■ Task
Print all records exactly, leaving nothing out.

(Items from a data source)

★ ★ ★ ★ ★

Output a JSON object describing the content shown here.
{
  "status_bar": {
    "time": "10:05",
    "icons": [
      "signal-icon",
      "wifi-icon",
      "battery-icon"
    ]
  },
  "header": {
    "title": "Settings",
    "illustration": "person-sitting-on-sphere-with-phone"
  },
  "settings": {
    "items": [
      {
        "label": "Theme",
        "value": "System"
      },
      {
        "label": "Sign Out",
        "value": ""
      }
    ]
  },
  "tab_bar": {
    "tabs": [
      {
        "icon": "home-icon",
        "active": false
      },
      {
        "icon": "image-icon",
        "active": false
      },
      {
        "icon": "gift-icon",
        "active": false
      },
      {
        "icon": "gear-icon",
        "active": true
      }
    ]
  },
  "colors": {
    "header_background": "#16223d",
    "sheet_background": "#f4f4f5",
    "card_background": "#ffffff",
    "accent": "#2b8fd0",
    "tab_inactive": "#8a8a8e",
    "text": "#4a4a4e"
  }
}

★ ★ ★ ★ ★

■ Result of the exercise
Output a JSON object describing the content shown here.
{
  "status_bar": {
    "time": "10:05",
    "icons": [
      "signal-icon",
      "wifi-icon",
      "battery-icon"
    ]
  },
  "header": {
    "title": "Settings",
    "illustration": "person-sitting-on-sphere-with-phone"
  },
  "settings": {
    "items": [
      {
        "label": "Theme",
        "value": "System"
      },
      {
        "label": "Sign Out",
        "value": ""
      }
    ]
  },
  "tab_bar": {
    "tabs": [
      {
        "icon": "home-icon",
        "active": false
      },
      {
        "icon": "image-icon",
        "active": false
      },
      {
        "icon": "gift-icon",
        "active": false
      },
      {
        "icon": "gear-icon",
        "active": true
      }
    ]
  },
  "colors": {
    "header_background": "#16223d",
    "sheet_background": "#f4f4f5",
    "card_background": "#ffffff",
    "accent": "#2b8fd0",
    "tab_inactive": "#8a8a8e",
    "text": "#4a4a4e"
  }
}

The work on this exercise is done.